### What the task requires
Wherever the word "العربية" occurs in the lines below, copy the whole line.

### Supplied material

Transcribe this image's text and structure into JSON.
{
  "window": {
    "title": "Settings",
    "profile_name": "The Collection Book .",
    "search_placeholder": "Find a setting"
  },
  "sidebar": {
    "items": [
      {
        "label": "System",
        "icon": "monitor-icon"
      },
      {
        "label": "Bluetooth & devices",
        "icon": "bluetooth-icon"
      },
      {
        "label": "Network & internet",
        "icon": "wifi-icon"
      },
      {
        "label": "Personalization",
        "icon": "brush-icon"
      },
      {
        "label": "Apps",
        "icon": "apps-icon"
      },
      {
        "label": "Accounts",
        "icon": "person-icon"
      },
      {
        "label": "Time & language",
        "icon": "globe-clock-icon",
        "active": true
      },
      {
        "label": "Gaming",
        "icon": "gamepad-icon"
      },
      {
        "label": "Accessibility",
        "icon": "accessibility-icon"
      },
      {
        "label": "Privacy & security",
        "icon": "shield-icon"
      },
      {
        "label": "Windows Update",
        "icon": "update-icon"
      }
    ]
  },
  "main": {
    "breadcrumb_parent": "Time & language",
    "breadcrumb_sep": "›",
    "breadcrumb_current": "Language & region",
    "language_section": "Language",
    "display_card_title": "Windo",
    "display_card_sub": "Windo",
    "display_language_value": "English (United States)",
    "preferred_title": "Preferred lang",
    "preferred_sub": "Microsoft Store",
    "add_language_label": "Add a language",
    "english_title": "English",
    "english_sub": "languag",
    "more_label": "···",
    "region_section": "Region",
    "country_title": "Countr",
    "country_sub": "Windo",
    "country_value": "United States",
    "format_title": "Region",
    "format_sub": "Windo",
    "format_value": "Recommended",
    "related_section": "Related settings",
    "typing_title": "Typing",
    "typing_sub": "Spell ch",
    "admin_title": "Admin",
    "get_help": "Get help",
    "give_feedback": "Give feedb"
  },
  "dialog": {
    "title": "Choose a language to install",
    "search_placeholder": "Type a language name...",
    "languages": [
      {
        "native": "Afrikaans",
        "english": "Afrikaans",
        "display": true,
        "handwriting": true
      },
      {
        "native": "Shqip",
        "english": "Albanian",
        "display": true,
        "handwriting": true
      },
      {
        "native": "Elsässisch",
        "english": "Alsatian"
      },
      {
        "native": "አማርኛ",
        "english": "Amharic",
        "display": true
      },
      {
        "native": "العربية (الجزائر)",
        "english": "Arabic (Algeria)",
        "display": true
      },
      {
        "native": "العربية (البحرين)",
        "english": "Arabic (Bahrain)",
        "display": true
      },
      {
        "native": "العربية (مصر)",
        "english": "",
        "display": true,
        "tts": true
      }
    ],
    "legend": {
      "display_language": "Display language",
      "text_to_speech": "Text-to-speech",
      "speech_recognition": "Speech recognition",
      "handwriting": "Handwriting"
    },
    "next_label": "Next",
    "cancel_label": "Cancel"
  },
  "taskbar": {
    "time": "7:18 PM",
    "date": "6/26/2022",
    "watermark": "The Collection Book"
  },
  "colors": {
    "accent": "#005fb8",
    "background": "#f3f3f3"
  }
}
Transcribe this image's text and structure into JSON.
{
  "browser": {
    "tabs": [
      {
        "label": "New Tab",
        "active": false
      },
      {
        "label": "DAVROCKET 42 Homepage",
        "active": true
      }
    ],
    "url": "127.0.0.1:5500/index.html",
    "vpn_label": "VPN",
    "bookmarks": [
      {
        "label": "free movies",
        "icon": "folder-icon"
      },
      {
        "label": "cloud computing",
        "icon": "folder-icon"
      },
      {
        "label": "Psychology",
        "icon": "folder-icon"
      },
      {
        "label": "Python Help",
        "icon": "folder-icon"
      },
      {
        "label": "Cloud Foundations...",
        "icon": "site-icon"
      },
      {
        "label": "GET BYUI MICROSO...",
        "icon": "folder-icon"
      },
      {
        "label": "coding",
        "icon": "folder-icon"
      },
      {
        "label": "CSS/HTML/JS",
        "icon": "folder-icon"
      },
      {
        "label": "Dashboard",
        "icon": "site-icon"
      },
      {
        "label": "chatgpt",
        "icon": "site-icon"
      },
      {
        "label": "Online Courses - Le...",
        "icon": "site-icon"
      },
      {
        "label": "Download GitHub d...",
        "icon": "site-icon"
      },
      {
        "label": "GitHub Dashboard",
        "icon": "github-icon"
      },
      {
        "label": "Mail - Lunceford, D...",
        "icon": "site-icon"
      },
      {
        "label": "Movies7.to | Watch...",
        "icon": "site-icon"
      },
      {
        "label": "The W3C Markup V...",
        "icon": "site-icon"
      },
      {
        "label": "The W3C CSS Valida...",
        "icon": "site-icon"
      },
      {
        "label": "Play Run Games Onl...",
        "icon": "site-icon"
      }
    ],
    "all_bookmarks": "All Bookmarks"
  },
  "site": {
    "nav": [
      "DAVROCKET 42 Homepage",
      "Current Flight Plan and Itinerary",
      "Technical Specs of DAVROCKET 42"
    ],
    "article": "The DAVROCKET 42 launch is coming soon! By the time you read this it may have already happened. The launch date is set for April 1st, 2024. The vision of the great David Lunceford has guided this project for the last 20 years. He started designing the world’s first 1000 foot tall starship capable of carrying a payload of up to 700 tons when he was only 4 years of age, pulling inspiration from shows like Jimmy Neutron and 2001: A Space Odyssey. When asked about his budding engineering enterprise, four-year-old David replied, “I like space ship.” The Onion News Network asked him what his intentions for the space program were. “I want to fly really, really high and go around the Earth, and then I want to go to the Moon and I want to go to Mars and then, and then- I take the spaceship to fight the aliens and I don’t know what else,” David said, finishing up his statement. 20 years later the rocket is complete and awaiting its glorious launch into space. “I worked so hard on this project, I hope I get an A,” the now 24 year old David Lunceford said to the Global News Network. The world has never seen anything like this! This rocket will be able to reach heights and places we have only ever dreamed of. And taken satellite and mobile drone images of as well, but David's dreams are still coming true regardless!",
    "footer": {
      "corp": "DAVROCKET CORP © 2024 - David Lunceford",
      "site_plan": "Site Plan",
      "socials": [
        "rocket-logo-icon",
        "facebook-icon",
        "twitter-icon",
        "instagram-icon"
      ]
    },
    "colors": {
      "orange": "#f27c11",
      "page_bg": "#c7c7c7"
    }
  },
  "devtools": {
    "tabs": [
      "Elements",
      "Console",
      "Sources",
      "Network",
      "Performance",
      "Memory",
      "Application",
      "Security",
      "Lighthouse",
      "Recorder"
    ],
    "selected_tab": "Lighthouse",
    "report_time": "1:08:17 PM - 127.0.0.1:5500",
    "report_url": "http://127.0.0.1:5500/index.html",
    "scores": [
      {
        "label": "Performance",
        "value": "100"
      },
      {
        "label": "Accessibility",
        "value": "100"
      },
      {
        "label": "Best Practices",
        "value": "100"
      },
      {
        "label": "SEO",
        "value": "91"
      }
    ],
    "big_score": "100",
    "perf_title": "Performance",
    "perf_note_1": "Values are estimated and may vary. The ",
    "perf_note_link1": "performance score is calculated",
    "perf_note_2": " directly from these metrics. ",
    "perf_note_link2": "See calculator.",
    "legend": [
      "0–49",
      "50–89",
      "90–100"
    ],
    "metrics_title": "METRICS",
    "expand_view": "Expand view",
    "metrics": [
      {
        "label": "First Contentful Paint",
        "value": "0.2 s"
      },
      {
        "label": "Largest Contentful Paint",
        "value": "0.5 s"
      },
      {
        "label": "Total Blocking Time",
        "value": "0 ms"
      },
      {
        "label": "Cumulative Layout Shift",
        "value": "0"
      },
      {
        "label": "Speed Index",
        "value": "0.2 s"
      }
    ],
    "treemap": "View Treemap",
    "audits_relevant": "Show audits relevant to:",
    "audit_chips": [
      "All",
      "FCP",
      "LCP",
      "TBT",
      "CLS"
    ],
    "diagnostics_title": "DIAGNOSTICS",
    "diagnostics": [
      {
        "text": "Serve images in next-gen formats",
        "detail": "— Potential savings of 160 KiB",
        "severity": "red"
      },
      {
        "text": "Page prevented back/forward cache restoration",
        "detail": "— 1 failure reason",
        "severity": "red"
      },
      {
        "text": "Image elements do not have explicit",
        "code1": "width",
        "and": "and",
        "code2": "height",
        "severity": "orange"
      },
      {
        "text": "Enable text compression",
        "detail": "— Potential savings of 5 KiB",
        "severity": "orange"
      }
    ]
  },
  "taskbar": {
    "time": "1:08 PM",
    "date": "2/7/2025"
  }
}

### Response
        "native": "العربية (الجزائر)",
        "native": "العربية (البحرين)",
        "native": "العربية (مصر)",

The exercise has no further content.